Study Synopsis and Perspective:
Depression has increased in the U.S. over recent years, with the fastest rise in youth and young adults, according to health insurance data. Certain aspects of digital media, such as the introduction of smartphones and social media, have also been linked to a higher likelihood of major depressive disorder, specifically among millennials.
While studies have documented trends in mood disorders and suicide-related outcomes among adolescents since 2010, it was not clear if the recent rise in those phenomena was restricted to all age groups. More precisely, it was not clear if trends in mood disorder indicators and suicide-related outcomes were due to age, time period, or birth cohort -- three different processes that can cause changes over time. Since earlier onset of depression predicts chronicity, recurrence, and severity of episodes throughout life, there was a need to examine mood disorder indicators and suicide-related outcomes across all ages.
For the new study, Jean Twenge, PhD, of San Diego State University, and colleagues drew data from the NSDUH (n=611,880) – a nationally representative sample of Americans ages ≥12 years – to assess age, period, and cohort trends in mood disorders and suicide-related outcomes since the mid-2000s. The researchers analyzed data by individual years, although they sometimes referred to generations such as baby boomers (born 1946–1964), Generation X (1965–1979), millennials (1980 –1994), and iGen (1995–2012).
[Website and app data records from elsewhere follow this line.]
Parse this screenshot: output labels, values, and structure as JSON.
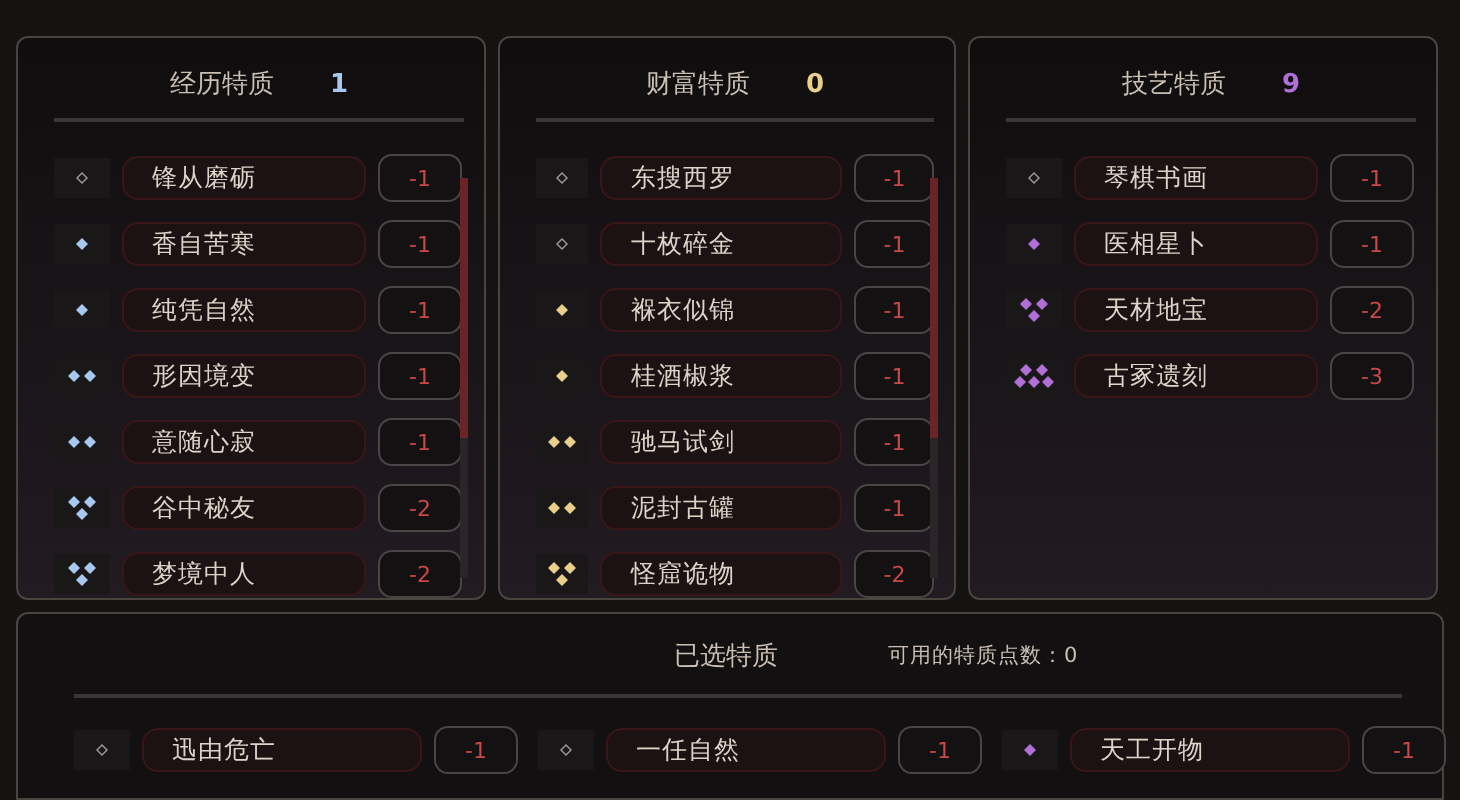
{
  "panels": [
    {
      "title": "经历特质",
      "count": "1",
      "color": "#a9c8f0",
      "scrollbar": true,
      "traits": [
        {
          "name": "锋从磨砺",
          "cost": "-1",
          "kind": "hollow"
        },
        {
          "name": "香自苦寒",
          "cost": "-1",
          "kind": "one"
        },
        {
          "name": "纯凭自然",
          "cost": "-1",
          "kind": "one"
        },
        {
          "name": "形因境变",
          "cost": "-1",
          "kind": "two"
        },
        {
          "name": "意随心寂",
          "cost": "-1",
          "kind": "two"
        },
        {
          "name": "谷中秘友",
          "cost": "-2",
          "kind": "three"
        },
        {
          "name": "梦境中人",
          "cost": "-2",
          "kind": "three"
        }
      ]
    },
    {
      "title": "财富特质",
      "count": "0",
      "color": "#e8d08a",
      "scrollbar": true,
      "traits": [
        {
          "name": "东搜西罗",
          "cost": "-1",
          "kind": "hollow"
        },
        {
          "name": "十枚碎金",
          "cost": "-1",
          "kind": "hollow"
        },
        {
          "name": "褓衣似锦",
          "cost": "-1",
          "kind": "one"
        },
        {
          "name": "桂酒椒浆",
          "cost": "-1",
          "kind": "one"
        },
        {
          "name": "驰马试剑",
          "cost": "-1",
          "kind": "two"
        },
        {
          "name": "泥封古罐",
          "cost": "-1",
          "kind": "two"
        },
        {
          "name": "怪窟诡物",
          "cost": "-2",
          "kind": "three"
        }
      ]
    },
    {
      "title": "技艺特质",
      "count": "9",
      "color": "#b070d8",
      "scrollbar": false,
      "traits": [
        {
          "name": "琴棋书画",
          "cost": "-1",
          "kind": "hollow"
        },
        {
          "name": "医相星卜",
          "cost": "-1",
          "kind": "one"
        },
        {
          "name": "天材地宝",
          "cost": "-2",
          "kind": "three"
        },
        {
          "name": "古冢遗刻",
          "cost": "-3",
          "kind": "five"
        }
      ]
    }
  ],
  "selected": {
    "title": "已选特质",
    "points": "可用的特质点数：0",
    "traits": [
      {
        "name": "迅由危亡",
        "cost": "-1",
        "kind": "hollow",
        "color": "#9a9a9a"
      },
      {
        "name": "一任自然",
        "cost": "-1",
        "kind": "hollow",
        "color": "#9a9a9a"
      },
      {
        "name": "天工开物",
        "cost": "-1",
        "kind": "one",
        "color": "#b070d8"
      }
    ]
  }
}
In total, 212,913 adolescents (ages 12-17) responded from 2005 to 2017 and 398,967 adults (≥18) responded from 2008 to 2017. These groups were similar in terms of sex (51% vs 52% female), race, and ethnicity, with over 50% of both samples being non-Hispanic white, almost 15% non-Hispanic black, and 15% Hispanic in both groups.
A slightly higher percentage of the older group had family incomes <$49,999 compared with the adolescent group (55% vs 46%). A respondent was deemed to have experienced an MDE in the past year if he or she reported five of the nine criteria for MDE in the standard nomenclature, where at least one of the criteria is a depressed mood or loss of interest or pleasure in daily activities.
From 2005 through 2017, the rates of MDEs in the last year arced upwards for teens by 52% (from 8.7% to 13.2%). A similar trend was observed for young adults ages 18 to 25 from 2009 through 2017 (from 8.1% to 13.2%). From 2008 through 2017, there was a 71% increase in serious psychological distress in the previous 30 days (from 7.1% to 13.1%).
During the same period, the rate of young adults with suicidal thoughts or suicide-related outcomes rose by 47% (from 7% to 10.3%). The researchers did not observe significantly similar trends for older adults over the same time periods, and from 2008 to 2017 there was actually a slight decline in serious psychological distress in the last month among adults ages 65 and older.
Cohort increases in MDEs, serious psychological distress, suicidal thoughts, suicide plans, suicide attempts, and suicide-related outcomes were larger for women than men, the analysis found. The cohort increase in psychological distress was largest among Hispanic Americans and smallest among black Americans.
Finally, the researchers reported, the biggest increases in psychological distress and suicidal ideation were observed in respondents with the highest family incomes, while increases of adult major depressive disorder and suicide attempts were greater in lower-income families.
Twenge and co-authors cautioned against overinterpreting the suicide ideation result, however, as few respondents reported their thoughts about suicide or attempted suicides. However, since each later generation had increased thoughts of suicide, it appears this increase was due to the cohort as well, the researchers explained.
Study limitations, the team said, included the cross-sectional design and the fact that only single-item assessments of suicide ideation or attempts were included. In addition, suicide-related outcomes were not analyzed for adolescents, and assessment of adolescents also did not include irritability as a criterion for MDE, potentially resulting in an underestimate of the true prevalence of past-year MDEs among adolescents.
Source Reference: Journal of Abnormal Psychology, March 14, 2019; DOI: 10.1037/abn0000410